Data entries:
++++
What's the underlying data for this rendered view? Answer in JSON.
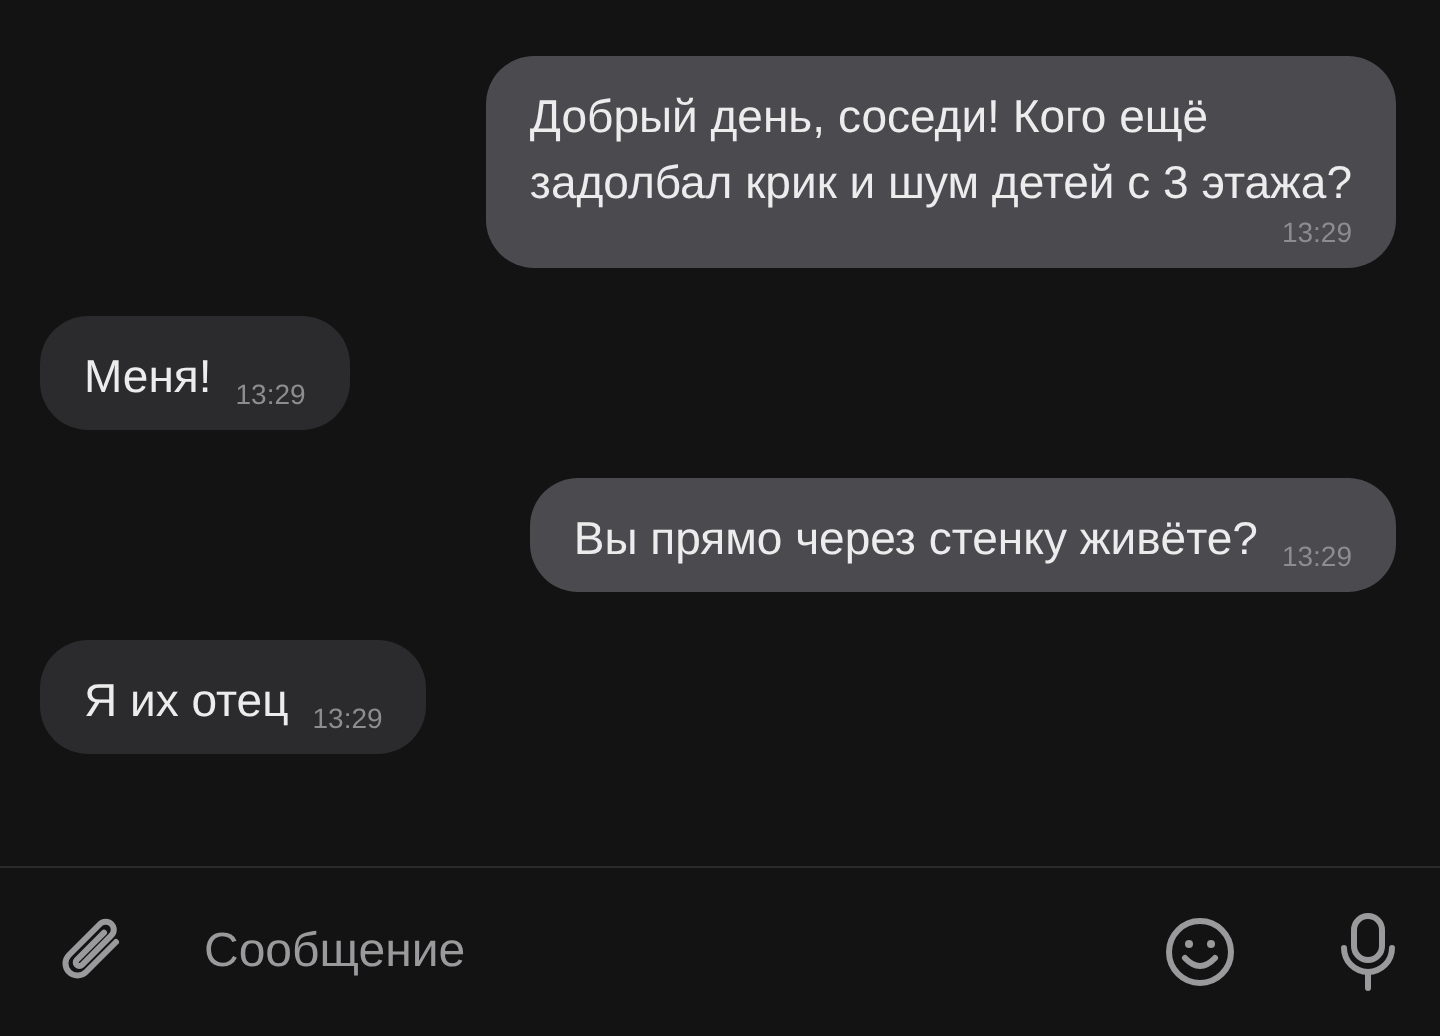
{
  "messages": [
    {
      "kind": "outgoing",
      "lines": [
        "Добрый день, соседи! Кого ещё",
        "задолбал крик и шум детей с 3 этажа?"
      ],
      "time": "13:29"
    },
    {
      "kind": "incoming",
      "lines": [
        "Меня!"
      ],
      "time": "13:29"
    },
    {
      "kind": "outgoing",
      "lines": [
        "Вы прямо через стенку живёте?"
      ],
      "time": "13:29"
    },
    {
      "kind": "incoming",
      "lines": [
        "Я их отец"
      ],
      "time": "13:29"
    }
  ],
  "composer": {
    "placeholder": "Сообщение"
  }
}
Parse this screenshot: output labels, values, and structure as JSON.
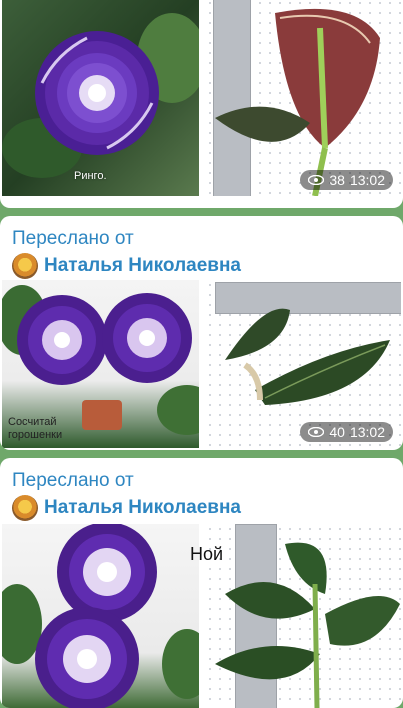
{
  "messages": [
    {
      "left_caption": "Ринго.",
      "views": "38",
      "time": "13:02"
    },
    {
      "forwarded_label": "Переслано от",
      "forwarded_name": "Наталья Николаевна",
      "left_caption": "Сосчитай горошенки",
      "views": "40",
      "time": "13:02"
    },
    {
      "forwarded_label": "Переслано от",
      "forwarded_name": "Наталья Николаевна",
      "right_label": "Ной"
    }
  ],
  "colors": {
    "chat_bg": "#6fa86a",
    "forward_blue": "#2e86c1",
    "petal_purple": "#5b2aa8"
  }
}
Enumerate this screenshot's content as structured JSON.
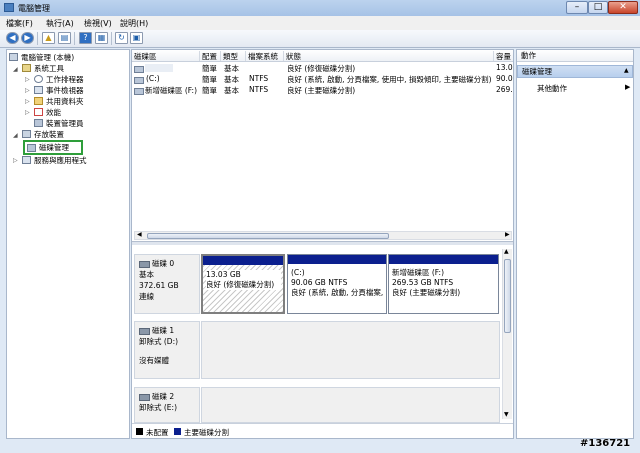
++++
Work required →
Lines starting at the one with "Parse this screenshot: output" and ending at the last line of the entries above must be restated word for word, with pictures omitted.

Response to this exercise →
Parse this screenshot: output labels, values, and structure as JSON.
{
  "messages": [
    {
      "left_caption": "Ринго.",
      "views": "38",
      "time": "13:02"
    },
    {
      "forwarded_label": "Переслано от",
      "forwarded_name": "Наталья Николаевна",
      "left_caption": "Сосчитай горошенки",
      "views": "40",
      "time": "13:02"
    },
    {
      "forwarded_label": "Переслано от",
      "forwarded_name": "Наталья Николаевна",
      "right_label": "Ной"
    }
  ],
  "colors": {
    "chat_bg": "#6fa86a",
    "forward_blue": "#2e86c1",
    "petal_purple": "#5b2aa8"
  }
}
Enumerate this screenshot's content as structured JSON.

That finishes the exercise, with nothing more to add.